**To do:**
Go through the entries below and count the lines holding the word "phone". Reply with only the number, please.

**Record set:**
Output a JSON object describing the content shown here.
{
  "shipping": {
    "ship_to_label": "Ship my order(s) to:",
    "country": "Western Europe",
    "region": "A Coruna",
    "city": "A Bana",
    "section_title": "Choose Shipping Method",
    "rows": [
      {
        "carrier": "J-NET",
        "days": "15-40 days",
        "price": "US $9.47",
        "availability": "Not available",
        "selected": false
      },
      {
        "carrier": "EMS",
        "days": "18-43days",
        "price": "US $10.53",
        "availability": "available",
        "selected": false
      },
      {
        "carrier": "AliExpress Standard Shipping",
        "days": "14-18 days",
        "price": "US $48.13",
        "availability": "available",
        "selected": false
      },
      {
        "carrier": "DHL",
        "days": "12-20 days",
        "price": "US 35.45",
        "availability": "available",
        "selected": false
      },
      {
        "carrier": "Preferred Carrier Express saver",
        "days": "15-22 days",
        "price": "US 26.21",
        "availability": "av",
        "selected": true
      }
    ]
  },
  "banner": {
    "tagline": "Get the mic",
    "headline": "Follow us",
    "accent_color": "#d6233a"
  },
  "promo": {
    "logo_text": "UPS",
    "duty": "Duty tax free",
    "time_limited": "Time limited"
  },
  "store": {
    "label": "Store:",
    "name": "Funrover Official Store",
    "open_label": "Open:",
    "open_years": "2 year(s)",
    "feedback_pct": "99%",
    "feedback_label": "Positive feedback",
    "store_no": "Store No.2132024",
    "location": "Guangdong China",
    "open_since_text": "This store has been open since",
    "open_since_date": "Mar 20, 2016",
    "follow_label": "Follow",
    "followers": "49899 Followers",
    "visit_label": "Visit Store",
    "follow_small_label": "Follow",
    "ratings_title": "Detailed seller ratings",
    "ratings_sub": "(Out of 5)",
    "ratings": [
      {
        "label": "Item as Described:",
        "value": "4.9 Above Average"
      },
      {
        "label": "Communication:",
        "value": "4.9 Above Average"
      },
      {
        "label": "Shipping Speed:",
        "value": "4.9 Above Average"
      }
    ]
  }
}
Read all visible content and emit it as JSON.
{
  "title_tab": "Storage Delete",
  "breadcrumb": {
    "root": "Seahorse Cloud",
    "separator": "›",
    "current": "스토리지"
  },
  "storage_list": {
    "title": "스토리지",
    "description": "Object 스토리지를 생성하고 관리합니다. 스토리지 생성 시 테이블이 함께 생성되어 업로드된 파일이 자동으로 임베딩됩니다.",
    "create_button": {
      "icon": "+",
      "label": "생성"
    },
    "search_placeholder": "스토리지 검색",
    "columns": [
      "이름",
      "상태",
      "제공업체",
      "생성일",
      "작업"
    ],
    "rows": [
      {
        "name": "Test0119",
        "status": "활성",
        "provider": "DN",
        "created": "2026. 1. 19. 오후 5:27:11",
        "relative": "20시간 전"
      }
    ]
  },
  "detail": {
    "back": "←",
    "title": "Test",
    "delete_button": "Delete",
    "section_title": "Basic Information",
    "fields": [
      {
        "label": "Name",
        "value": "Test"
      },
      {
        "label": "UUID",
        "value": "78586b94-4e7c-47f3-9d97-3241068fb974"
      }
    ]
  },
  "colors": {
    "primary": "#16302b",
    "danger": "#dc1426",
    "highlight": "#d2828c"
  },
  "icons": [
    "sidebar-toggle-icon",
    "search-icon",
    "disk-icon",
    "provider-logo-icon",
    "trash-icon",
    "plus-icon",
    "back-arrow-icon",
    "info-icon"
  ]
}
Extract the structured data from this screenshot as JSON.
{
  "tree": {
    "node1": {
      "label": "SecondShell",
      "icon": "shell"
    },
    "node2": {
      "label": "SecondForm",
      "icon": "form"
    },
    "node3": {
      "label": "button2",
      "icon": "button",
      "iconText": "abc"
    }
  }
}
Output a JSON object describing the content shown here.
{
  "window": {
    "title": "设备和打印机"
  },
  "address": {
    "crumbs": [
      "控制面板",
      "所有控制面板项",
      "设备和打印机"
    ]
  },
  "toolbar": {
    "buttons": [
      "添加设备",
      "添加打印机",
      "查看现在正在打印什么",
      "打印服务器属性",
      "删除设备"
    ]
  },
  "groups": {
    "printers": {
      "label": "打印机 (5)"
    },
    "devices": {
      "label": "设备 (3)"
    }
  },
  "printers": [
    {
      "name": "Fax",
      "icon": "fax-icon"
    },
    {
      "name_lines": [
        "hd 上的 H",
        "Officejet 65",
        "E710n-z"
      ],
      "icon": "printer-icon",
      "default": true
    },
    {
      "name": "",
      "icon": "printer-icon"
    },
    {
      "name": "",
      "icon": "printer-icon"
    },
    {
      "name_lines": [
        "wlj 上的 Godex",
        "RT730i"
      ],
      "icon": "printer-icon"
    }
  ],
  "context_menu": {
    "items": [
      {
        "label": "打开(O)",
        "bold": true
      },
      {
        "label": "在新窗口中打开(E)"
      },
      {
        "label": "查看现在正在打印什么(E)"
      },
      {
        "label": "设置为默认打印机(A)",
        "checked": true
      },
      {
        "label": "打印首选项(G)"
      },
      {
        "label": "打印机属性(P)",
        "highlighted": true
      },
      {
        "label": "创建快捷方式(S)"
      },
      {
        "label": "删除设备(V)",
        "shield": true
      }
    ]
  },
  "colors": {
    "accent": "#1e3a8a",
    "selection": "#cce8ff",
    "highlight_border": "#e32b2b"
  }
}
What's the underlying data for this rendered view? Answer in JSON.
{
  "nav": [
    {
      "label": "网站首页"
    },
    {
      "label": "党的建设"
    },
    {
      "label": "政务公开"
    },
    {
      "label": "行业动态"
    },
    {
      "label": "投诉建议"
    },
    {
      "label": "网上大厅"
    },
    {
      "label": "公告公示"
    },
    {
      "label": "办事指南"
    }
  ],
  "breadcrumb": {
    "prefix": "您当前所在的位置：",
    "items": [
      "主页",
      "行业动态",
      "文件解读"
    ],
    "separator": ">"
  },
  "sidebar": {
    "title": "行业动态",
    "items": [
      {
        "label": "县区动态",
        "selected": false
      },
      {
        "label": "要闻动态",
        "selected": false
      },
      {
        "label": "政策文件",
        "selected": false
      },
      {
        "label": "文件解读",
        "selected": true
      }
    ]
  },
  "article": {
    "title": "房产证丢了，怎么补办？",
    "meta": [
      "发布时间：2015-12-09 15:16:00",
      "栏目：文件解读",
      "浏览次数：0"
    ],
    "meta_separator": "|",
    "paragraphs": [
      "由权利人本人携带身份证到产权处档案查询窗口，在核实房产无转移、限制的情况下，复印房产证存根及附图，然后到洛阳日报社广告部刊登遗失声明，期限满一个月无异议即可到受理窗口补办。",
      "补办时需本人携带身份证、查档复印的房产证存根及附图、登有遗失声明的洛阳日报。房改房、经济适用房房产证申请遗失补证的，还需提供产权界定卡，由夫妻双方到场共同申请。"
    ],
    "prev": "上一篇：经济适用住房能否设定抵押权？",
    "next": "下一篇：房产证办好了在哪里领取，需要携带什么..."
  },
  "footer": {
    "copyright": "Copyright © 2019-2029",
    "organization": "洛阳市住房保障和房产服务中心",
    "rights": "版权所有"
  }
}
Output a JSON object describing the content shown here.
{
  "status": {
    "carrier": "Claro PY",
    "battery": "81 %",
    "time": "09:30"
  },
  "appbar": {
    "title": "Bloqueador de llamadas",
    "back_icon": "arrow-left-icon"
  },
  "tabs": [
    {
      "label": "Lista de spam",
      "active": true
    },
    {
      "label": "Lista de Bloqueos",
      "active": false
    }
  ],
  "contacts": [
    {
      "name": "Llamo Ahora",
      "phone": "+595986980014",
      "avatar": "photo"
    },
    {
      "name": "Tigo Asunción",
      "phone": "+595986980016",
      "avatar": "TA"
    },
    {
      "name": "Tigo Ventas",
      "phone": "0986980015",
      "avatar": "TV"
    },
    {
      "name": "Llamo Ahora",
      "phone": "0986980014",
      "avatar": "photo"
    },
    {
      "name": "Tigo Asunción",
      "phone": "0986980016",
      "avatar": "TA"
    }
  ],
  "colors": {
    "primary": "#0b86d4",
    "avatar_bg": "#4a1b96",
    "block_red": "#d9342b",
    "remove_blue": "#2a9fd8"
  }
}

**Response to this exercise:**
5